<<<<

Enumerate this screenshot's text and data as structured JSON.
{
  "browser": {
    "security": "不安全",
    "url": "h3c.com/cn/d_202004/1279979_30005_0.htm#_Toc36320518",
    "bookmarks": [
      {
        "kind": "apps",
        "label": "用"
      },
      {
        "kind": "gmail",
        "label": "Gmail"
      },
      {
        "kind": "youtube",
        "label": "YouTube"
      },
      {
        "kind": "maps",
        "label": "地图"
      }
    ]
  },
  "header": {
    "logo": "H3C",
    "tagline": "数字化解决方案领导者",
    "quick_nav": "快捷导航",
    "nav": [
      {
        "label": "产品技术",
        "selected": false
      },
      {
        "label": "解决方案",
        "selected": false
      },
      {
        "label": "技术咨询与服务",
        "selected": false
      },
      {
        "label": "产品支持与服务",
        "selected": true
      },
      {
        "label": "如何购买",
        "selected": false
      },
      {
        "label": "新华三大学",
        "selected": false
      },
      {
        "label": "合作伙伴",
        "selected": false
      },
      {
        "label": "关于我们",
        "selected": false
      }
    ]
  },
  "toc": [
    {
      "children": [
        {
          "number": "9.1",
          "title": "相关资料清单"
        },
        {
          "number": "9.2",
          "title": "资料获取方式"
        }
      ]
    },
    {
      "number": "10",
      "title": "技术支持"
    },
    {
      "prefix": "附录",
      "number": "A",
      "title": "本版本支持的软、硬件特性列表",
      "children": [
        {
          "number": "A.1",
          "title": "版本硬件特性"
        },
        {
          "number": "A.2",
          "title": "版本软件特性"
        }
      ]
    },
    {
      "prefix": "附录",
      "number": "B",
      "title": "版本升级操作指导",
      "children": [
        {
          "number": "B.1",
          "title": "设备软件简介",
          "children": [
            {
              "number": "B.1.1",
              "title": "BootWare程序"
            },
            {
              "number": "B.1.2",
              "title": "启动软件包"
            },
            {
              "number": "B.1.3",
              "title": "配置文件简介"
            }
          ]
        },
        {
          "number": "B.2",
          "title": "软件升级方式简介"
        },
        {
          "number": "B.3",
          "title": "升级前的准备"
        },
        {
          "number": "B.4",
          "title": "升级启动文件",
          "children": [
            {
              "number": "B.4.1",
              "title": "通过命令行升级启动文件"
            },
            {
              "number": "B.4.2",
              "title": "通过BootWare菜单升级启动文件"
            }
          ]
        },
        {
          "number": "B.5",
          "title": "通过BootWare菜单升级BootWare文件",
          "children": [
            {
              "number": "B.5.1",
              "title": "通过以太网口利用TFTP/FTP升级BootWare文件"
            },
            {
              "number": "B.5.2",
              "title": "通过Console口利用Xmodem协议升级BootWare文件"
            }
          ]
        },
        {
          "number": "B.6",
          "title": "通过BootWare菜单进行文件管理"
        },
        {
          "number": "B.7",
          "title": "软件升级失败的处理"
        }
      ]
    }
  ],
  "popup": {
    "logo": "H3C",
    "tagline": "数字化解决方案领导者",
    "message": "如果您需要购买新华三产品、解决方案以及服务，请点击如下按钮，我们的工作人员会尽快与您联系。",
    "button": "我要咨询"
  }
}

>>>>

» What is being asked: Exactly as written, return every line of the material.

» Written answer:
Enumerate this screenshot's text and data as structured JSON.
{
  "browser": {
    "security": "不安全",
    "url": "h3c.com/cn/d_202004/1279979_30005_0.htm#_Toc36320518",
    "bookmarks": [
      {
        "kind": "apps",
        "label": "用"
      },
      {
        "kind": "gmail",
        "label": "Gmail"
      },
      {
        "kind": "youtube",
        "label": "YouTube"
      },
      {
        "kind": "maps",
        "label": "地图"
      }
    ]
  },
  "header": {
    "logo": "H3C",
    "tagline": "数字化解决方案领导者",
    "quick_nav": "快捷导航",
    "nav": [
      {
        "label": "产品技术",
        "selected": false
      },
      {
        "label": "解决方案",
        "selected": false
      },
      {
        "label": "技术咨询与服务",
        "selected": false
      },
      {
        "label": "产品支持与服务",
        "selected": true
      },
      {
        "label": "如何购买",
        "selected": false
      },
      {
        "label": "新华三大学",
        "selected": false
      },
      {
        "label": "合作伙伴",
        "selected": false
      },
      {
        "label": "关于我们",
        "selected": false
      }
    ]
  },
  "toc": [
    {
      "children": [
        {
          "number": "9.1",
          "title": "相关资料清单"
        },
        {
          "number": "9.2",
          "title": "资料获取方式"
        }
      ]
    },
    {
      "number": "10",
      "title": "技术支持"
    },
    {
      "prefix": "附录",
      "number": "A",
      "title": "本版本支持的软、硬件特性列表",
      "children": [
        {
          "number": "A.1",
          "title": "版本硬件特性"
        },
        {
          "number": "A.2",
          "title": "版本软件特性"
        }
      ]
    },
    {
      "prefix": "附录",
      "number": "B",
      "title": "版本升级操作指导",
      "children": [
        {
          "number": "B.1",
          "title": "设备软件简介",
          "children": [
            {
              "number": "B.1.1",
              "title": "BootWare程序"
            },
            {
              "number": "B.1.2",
              "title": "启动软件包"
            },
            {
              "number": "B.1.3",
              "title": "配置文件简介"
            }
          ]
        },
        {
          "number": "B.2",
          "title": "软件升级方式简介"
        },
        {
          "number": "B.3",
          "title": "升级前的准备"
        },
        {
          "number": "B.4",
          "title": "升级启动文件",
          "children": [
            {
              "number": "B.4.1",
              "title": "通过命令行升级启动文件"
            },
            {
              "number": "B.4.2",
              "title": "通过BootWare菜单升级启动文件"
            }
          ]
        },
        {
          "number": "B.5",
          "title": "通过BootWare菜单升级BootWare文件",
          "children": [
            {
              "number": "B.5.1",
              "title": "通过以太网口利用TFTP/FTP升级BootWare文件"
            },
            {
              "number": "B.5.2",
              "title": "通过Console口利用Xmodem协议升级BootWare文件"
            }
          ]
        },
        {
          "number": "B.6",
          "title": "通过BootWare菜单进行文件管理"
        },
        {
          "number": "B.7",
          "title": "软件升级失败的处理"
        }
      ]
    }
  ],
  "popup": {
    "logo": "H3C",
    "tagline": "数字化解决方案领导者",
    "message": "如果您需要购买新华三产品、解决方案以及服务，请点击如下按钮，我们的工作人员会尽快与您联系。",
    "button": "我要咨询"
  }
}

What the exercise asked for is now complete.